Maybe it’s a moment played up more in movies and television, but who had a frustrated high school teacher in their day who laid down the challenge of “If you think it’s so easy, would you like to come up and teach the class?” Normally, that’s the adult in the room nearing their wit’s end with a certain overconfident or mouthy student. In your experiences, did that challenge work to shut down the distraction? Did anyone ever have the balls to actually do it? Did any succeed?
Though this may be an odd parallel to make, after watching the documentary My Old School, I’m willing to bet the chronicled subject, Brian MacKinnon, better known as “Brandon Lee” while attending Scotland’s Bearsden Academy, could have pulled that ruse off and taken over a classroom. After all, the man was already masquerading as a student. Why not swing the fantasy all the way to be the teacher too?
Made by former students of the now-closed nondenominational secondary school, this film collects the inside stories of what was quite the tabloid wildfire for its day. During the 1995 academic year, a boyish-looking 32-year-old man changed his hair, forged some paperwork, and infiltrated the very same school he attended during his teenage years to be a high school student again. True to the height of its scandal and the kind of intrigue fit for a movie, the revealed truths of the extensive lies of the Brandon Lee story will undoubtedly surprise all who explore My Old School.
First and foremost, those watching My Old School will wrap their heads around two questions of this soft true crime scheme. The first is the consideration of reliving secondary school, ignoring whether or not they could even pull off hiding their age. Would they go back? They’ll do the math by taking their graduation year, adding 15 years, and reminiscing on what kind of person they were at 32 years old and what teen life was like at that time. Most probably would accept the adulthood they landed in versus how hard it was to be a teen at that time. Likely only a select few would wish for that kind of time machine and dive back into the social wringer.
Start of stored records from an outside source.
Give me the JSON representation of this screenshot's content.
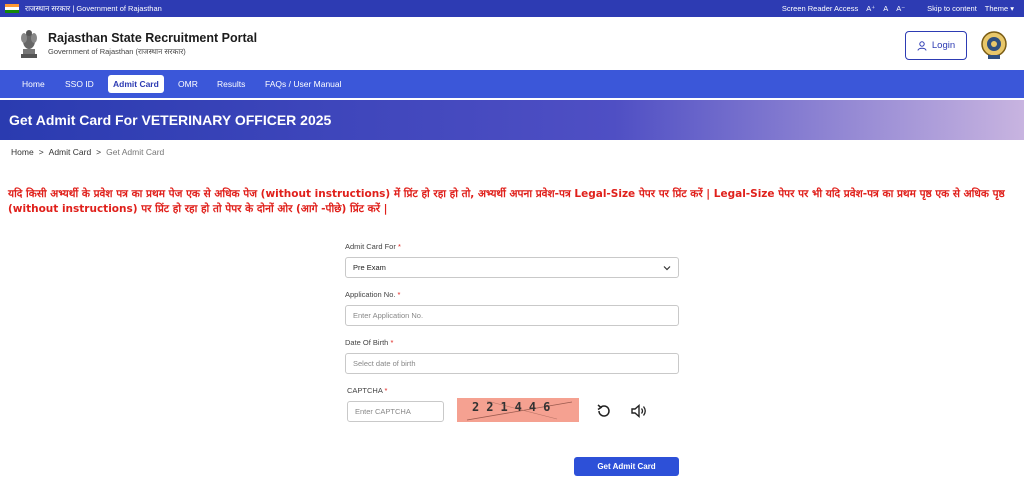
{
  "topbar": {
    "left_text": "राजस्थान सरकार | Government of Rajasthan",
    "links": [
      "Screen Reader Access",
      "A⁺",
      "A",
      "A⁻",
      "Skip to content",
      "Theme ▾"
    ]
  },
  "header": {
    "title": "Rajasthan State Recruitment Portal",
    "subtitle": "Government of Rajasthan (राजस्थान सरकार)",
    "login_label": "Login"
  },
  "nav": {
    "items": [
      "Home",
      "SSO ID",
      "Admit Card",
      "OMR",
      "Results",
      "FAQs / User Manual"
    ],
    "active": "Admit Card"
  },
  "page": {
    "title": "Get Admit Card For VETERINARY OFFICER 2025"
  },
  "breadcrumb": [
    "Home",
    ">",
    "Admit Card",
    ">",
    "Get Admit Card"
  ],
  "notice": "यदि किसी अभ्यर्थी के प्रवेश पत्र का प्रथम पेज एक से अधिक पेज (without instructions) में प्रिंट हो रहा हो तो, अभ्यर्थी अपना प्रवेश-पत्र Legal-Size पेपर पर प्रिंट करें | Legal-Size पेपर पर भी यदि प्रवेश-पत्र का प्रथम पृष्ठ एक से अधिक पृष्ठ (without instructions) पर प्रिंट हो रहा हो तो पेपर के दोनों ओर (आगे -पीछे) प्रिंट करें |",
  "form": {
    "admit_card_for": {
      "label": "Admit Card For",
      "value": "Pre Exam"
    },
    "application_no": {
      "label": "Application No.",
      "placeholder": "Enter Application No."
    },
    "dob": {
      "label": "Date Of Birth",
      "placeholder": "Select date of birth"
    },
    "captcha": {
      "label": "CAPTCHA",
      "placeholder": "Enter CAPTCHA",
      "code": "221446"
    },
    "required_mark": "*",
    "submit_label": "Get Admit Card"
  },
  "colors": {
    "primary": "#2d3bb3",
    "nav": "#3b57d9",
    "notice": "#e0201b"
  }
}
The second premise-examining question for My Old School audiences is the big one of why one would you want to go back to secondary school? Would or won’t is easy. Now, it’s about mindset and finding reasons for this kind of risk. Are the reasons serious or superficial? What did you miss that you would want to experience, correct, or try again? How does taking this kind of massive risk help to change a personal past, present, or future?
The answers to those two questions are where sympathy becomes the engine of surprise in My Old School. As the opening credits present, the subject of the film “doesn’t want to show his face,” but is willing to be heard. Instead, Emmy-nominated actor Alan Cumming steps in as the physical proxy of Brian MacKinnon to lip-sync the quirks of body language and expression in characterizing MacKinnon’s words.
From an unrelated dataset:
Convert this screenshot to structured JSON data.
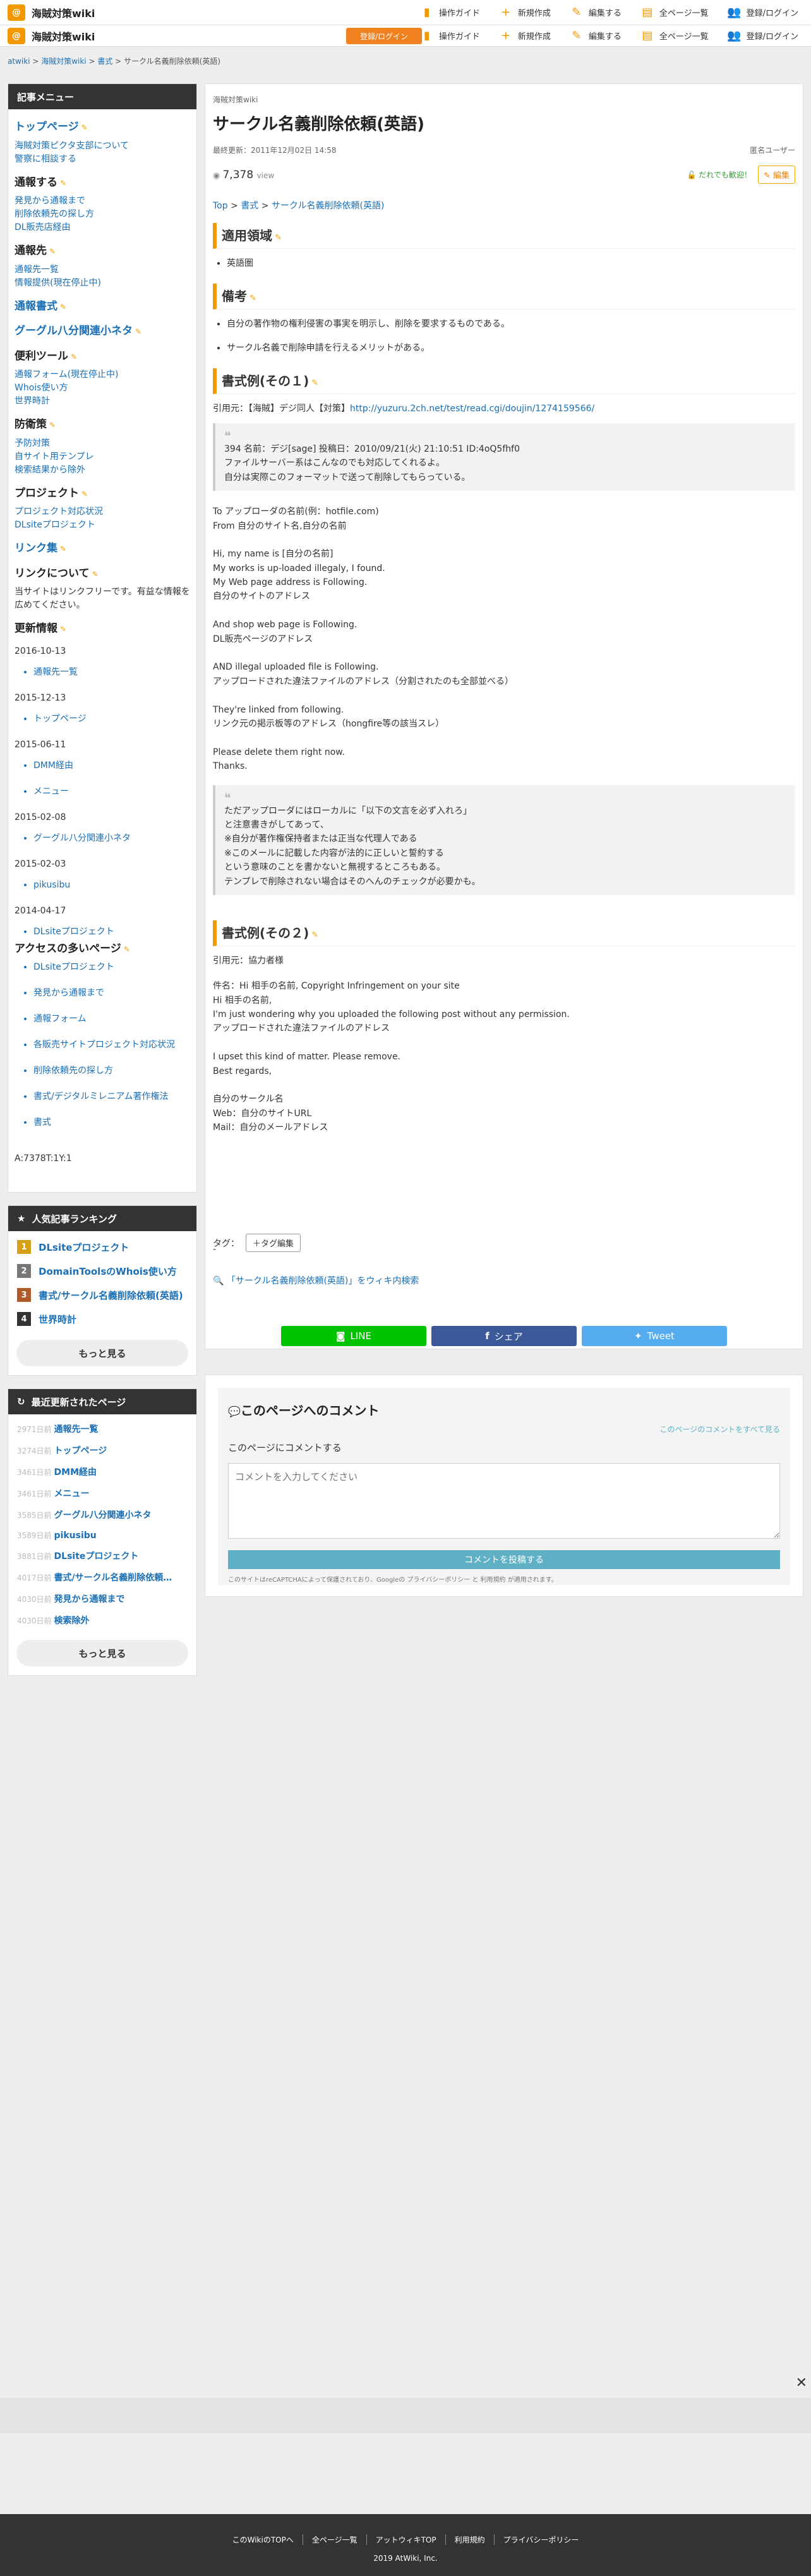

Concurrently, more than a dozen Bearsden grads, including documentary writer-director Jono McLeod, all now in their forties, and a few former staff members come on camera to look back on the enigma that was their former classmate and pupil. Adding artistic panache, animation director Rory Lowe (Hallam Foe) and lead animator Scott Morriss (The Brilliant World of Tom Gates) created several animated vignettes that cartoonishly flesh out the recollected events being described by the witnesses.
I’ll let the documentary’s many testimonies, including MacKinnon’s own, instead of this review fully reveal the what and why aspects. However, what can be discussed and critiqued is the connective and emotional appeal of My Old School. Just when you think this would be a string of vented outrage and disturbed reactions to evil-labeled deception that drops jaws and boils blood, the mood of the room could not be more temperate, right down to Shelly Poole’s fittingly quaint musical score.
What unfolds in My Old School is a multi-layered story that questions various levels of perceived or actual harm. To a one, each of these former friends and classmates have positive and even forgiving things to share about “Brandon Lee.” In large and small ways outside of the media frenzy fallout, the duplicitous man made a difference for many of them in a formative year of their lives. Their level of hurt, if there was one, has healed with comforting pity for the maligned Brian MacKinnon.
MacKinnon’s own narrated admissions, including a 2002 video interview coda, convey a bracing honesty. He knows the listed wrongs of his actions. Still, the level of detail he put into this hoax and the relative ease by which it worked for its time is astounding. Brian’s tricky ingenuity is only outmatched by his conviction, one that continues to this day, for the betterment he was seeking through this attempted revamp towards his desired career path that would validate something meaningful for his life.
If you think My Old School would have made a compelling dramedy film, you wouldn’t be alone. As full-circle fate would have it, Alan Cumming was the actor originally attached to play MacKinnon for a theatrical treatment back in the late 1990s. The project never took off, so it’s a measure of sweet happenstance to see him in this special performance. His smirking charm and dancing eyes have not diminished with age. He submits a masterfully measured display of shrewd quirks to embody and extend the mystery.
Combining Cumming’s lifting presence, snippets of archival TV coverage, and the animated sequences, My Old School has beguiling charm mirroring the fascinating central figure and the wry smiles on the faces of the Bearsden alumni telling their yarns. Viewers will absorb this tall tale and ask how much fraudulence is either acceptable or too much in a true-life “fake it until you make it” story. There is an irreverent delight to be had measuring that scale person-to-person and case-by-case.